**What you should do**: Look for the word "igfilatov" in the material below, then report each line where it occurs.

**The data**:
=-=-=

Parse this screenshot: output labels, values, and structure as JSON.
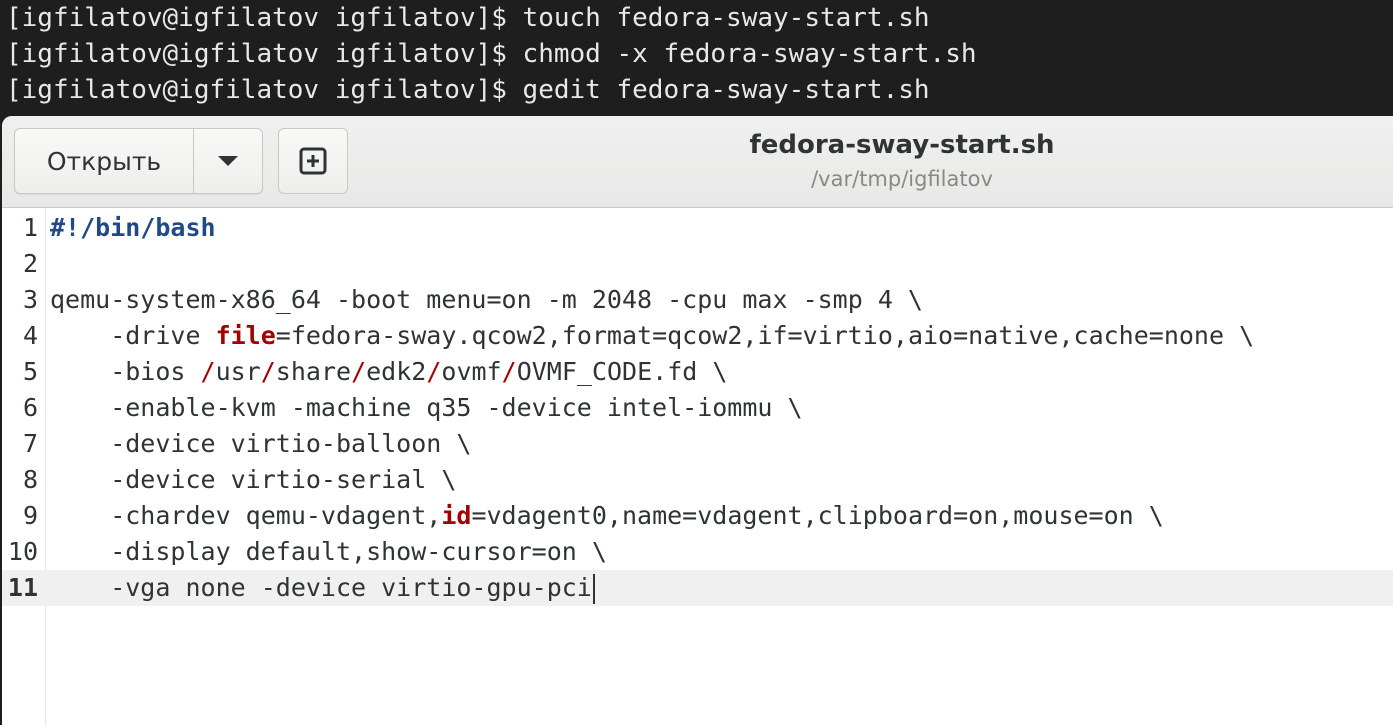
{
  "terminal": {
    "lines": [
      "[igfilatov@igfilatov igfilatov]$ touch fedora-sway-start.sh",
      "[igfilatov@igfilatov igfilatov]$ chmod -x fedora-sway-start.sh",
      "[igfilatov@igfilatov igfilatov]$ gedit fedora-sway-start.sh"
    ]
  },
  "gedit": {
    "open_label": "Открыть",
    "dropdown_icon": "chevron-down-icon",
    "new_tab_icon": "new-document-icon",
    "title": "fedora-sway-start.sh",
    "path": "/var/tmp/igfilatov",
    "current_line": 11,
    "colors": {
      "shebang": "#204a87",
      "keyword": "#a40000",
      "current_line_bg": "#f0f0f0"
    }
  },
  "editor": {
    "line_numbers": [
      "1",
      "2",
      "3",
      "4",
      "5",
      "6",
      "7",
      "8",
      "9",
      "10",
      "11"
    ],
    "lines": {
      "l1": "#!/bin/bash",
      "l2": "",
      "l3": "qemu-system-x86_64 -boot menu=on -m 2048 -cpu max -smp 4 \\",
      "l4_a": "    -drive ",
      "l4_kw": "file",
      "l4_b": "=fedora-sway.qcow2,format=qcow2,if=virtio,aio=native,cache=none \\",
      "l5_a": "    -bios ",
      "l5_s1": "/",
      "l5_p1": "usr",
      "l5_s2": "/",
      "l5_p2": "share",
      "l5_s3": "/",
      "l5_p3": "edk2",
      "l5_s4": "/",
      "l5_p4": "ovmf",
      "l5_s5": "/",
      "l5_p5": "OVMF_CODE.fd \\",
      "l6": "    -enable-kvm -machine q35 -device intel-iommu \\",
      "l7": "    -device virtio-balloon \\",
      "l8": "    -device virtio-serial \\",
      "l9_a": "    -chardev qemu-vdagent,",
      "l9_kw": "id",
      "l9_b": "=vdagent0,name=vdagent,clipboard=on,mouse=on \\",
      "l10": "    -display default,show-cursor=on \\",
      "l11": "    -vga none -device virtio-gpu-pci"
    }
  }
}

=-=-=

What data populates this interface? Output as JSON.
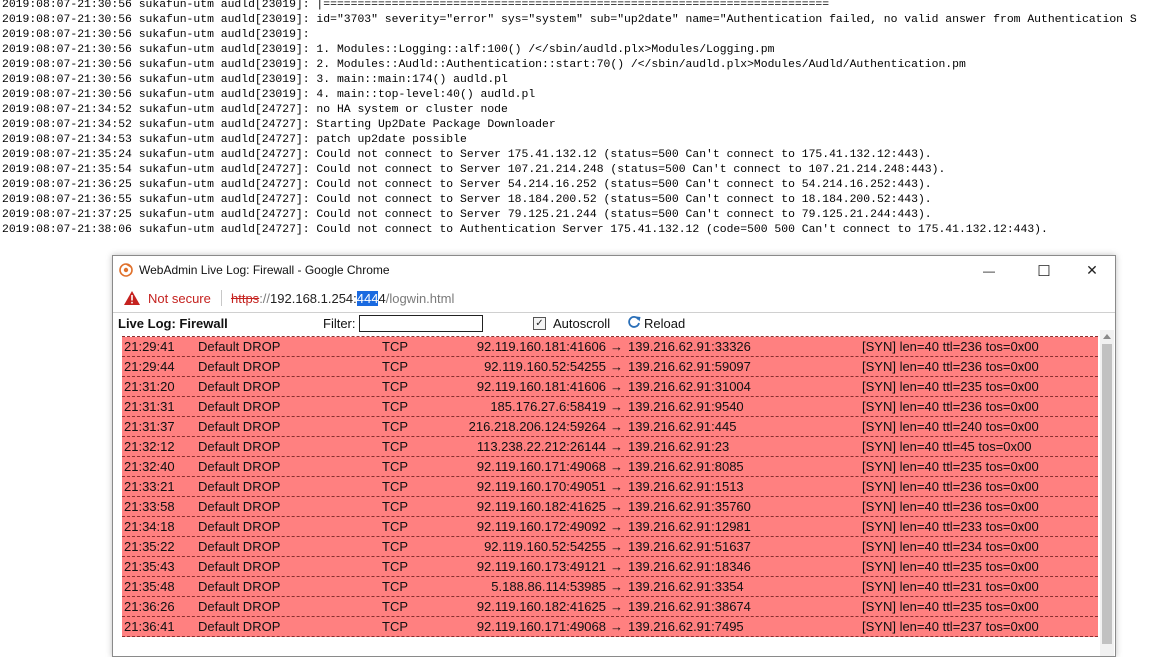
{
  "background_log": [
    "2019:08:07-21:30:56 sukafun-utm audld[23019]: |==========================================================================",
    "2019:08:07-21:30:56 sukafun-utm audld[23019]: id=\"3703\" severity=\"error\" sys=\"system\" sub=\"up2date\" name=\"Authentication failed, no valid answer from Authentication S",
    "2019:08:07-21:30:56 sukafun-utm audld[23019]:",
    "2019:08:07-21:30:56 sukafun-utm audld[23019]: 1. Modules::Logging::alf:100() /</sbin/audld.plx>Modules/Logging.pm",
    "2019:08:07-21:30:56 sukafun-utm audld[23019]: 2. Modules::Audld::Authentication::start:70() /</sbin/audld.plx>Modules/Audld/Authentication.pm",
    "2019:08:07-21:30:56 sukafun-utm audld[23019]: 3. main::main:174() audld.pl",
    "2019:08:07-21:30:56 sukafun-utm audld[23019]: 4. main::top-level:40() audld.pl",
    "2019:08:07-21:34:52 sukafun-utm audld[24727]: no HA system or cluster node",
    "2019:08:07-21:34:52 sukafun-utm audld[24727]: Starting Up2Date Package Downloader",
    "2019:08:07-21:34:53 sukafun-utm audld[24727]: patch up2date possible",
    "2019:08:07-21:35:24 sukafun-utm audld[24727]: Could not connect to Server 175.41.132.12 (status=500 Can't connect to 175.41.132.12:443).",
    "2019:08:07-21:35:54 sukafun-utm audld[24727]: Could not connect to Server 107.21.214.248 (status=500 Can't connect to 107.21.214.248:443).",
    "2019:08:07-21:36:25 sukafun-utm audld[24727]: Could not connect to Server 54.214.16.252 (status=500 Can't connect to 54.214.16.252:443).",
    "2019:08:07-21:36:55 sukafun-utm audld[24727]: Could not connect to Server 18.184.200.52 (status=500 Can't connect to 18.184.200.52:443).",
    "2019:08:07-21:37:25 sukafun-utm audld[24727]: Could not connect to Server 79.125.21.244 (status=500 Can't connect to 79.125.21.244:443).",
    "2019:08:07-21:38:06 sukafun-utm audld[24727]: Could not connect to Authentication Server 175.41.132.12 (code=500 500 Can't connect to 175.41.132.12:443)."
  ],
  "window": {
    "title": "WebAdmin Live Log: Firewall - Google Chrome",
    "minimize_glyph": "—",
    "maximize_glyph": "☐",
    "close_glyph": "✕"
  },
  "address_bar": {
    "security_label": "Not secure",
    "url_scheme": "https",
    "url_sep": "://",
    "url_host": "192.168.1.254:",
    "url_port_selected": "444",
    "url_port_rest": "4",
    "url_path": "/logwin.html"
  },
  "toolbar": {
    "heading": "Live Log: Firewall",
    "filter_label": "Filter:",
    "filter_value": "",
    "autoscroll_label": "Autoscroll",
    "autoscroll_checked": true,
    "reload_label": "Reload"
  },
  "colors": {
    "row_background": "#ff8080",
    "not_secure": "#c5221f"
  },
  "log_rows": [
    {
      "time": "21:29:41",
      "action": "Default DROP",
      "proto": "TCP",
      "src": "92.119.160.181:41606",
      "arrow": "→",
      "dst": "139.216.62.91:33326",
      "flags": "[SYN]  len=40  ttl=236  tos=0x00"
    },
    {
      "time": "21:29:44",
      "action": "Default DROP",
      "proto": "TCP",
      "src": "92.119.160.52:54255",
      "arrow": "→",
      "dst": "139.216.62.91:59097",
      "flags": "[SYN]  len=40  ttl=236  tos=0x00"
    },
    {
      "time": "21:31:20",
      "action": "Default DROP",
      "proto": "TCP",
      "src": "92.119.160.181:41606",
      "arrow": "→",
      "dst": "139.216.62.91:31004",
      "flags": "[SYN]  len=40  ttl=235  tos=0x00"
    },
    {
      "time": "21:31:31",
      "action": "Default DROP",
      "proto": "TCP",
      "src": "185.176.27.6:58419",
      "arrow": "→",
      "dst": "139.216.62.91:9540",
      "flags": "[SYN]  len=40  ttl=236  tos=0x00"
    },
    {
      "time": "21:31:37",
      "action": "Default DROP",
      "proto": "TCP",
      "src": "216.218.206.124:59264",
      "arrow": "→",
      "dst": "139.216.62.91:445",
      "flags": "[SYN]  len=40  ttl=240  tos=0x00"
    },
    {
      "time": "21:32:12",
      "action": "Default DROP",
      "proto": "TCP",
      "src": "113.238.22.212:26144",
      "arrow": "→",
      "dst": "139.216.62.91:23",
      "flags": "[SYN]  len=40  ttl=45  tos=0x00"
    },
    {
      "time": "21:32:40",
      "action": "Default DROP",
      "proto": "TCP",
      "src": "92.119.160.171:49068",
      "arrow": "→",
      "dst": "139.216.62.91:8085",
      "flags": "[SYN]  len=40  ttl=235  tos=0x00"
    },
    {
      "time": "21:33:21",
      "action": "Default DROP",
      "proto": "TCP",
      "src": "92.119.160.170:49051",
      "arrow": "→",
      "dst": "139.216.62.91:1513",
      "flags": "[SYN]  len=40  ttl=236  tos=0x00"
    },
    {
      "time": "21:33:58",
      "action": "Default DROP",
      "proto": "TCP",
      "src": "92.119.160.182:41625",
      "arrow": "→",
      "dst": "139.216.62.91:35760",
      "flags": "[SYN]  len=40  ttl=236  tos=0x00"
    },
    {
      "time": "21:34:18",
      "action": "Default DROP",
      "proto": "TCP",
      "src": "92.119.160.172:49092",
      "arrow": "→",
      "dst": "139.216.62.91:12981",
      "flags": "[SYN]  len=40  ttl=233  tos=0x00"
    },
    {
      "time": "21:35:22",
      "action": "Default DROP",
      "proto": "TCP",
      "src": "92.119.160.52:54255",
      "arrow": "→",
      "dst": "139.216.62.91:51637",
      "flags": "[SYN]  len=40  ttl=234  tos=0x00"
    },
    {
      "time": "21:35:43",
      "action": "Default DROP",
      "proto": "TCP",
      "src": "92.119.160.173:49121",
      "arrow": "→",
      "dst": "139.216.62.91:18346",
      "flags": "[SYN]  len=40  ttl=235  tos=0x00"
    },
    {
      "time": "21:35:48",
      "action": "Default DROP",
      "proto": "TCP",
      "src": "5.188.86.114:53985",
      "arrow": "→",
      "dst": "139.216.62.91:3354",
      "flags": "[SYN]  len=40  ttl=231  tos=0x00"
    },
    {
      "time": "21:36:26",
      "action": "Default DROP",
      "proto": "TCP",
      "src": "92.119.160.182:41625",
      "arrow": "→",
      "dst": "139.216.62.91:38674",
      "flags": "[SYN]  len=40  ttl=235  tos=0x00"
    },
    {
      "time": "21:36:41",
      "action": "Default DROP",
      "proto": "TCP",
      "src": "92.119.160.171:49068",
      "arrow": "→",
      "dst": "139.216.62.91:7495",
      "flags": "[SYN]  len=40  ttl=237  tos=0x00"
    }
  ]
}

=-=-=

**Output for this task**:
      "[igfilatov@igfilatov igfilatov]$ touch fedora-sway-start.sh",
      "[igfilatov@igfilatov igfilatov]$ chmod -x fedora-sway-start.sh",
      "[igfilatov@igfilatov igfilatov]$ gedit fedora-sway-start.sh"
    "path": "/var/tmp/igfilatov",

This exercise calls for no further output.